§ **Assignment**: Filter the records below, keeping only lines with the string "Objects".

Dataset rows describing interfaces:
-------------------------

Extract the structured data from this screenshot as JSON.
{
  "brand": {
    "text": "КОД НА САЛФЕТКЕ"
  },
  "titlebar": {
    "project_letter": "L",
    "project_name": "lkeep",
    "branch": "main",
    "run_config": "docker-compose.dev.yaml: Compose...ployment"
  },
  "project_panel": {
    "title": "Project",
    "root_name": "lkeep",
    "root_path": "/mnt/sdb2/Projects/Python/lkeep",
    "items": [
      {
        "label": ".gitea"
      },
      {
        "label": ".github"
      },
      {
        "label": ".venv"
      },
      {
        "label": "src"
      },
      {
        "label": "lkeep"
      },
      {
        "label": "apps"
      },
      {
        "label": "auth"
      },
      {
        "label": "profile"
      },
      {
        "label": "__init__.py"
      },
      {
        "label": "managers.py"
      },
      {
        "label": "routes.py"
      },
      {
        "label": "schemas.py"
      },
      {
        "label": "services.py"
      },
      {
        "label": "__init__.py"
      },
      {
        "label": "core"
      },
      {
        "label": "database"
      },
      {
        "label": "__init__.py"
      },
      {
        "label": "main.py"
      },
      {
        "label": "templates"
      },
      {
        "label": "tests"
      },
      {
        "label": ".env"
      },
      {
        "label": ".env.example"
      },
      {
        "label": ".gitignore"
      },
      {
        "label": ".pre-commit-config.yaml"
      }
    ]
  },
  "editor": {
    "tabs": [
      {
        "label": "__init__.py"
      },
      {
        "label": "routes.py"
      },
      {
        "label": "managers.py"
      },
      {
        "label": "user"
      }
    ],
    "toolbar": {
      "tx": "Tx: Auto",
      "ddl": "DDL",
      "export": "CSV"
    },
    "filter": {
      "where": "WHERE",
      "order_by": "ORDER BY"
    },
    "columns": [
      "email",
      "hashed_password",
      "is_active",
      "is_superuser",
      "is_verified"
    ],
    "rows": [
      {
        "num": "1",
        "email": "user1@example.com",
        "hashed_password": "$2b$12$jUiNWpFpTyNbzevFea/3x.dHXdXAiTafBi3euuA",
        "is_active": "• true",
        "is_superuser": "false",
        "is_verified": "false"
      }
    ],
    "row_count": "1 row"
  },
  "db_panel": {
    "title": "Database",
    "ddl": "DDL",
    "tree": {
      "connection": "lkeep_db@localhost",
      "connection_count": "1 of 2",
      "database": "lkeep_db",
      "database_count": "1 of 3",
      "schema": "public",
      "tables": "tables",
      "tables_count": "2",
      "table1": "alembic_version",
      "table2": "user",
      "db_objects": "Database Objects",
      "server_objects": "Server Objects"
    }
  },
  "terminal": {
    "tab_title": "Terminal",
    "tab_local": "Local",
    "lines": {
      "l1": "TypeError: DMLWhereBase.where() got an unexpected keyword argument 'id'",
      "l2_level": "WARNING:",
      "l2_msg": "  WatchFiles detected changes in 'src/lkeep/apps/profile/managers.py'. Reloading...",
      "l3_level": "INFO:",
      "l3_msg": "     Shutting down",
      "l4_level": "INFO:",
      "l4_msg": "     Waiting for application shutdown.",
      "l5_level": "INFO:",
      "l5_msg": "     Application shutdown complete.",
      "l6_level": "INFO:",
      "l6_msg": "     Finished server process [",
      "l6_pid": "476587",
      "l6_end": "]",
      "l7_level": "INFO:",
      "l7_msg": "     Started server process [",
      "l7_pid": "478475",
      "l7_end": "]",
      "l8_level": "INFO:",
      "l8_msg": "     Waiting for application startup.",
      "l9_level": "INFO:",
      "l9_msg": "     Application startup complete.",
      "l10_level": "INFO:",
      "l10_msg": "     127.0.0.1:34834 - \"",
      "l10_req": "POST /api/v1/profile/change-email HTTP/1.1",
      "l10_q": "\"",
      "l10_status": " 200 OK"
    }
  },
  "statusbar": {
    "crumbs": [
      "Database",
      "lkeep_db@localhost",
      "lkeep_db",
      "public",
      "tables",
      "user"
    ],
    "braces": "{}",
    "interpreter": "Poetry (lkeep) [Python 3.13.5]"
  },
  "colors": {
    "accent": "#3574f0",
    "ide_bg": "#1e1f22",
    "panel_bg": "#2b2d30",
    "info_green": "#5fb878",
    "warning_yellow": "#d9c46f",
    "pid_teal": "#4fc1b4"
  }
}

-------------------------

§ **Task solution**:
      "db_objects": "Database Objects",
      "server_objects": "Server Objects"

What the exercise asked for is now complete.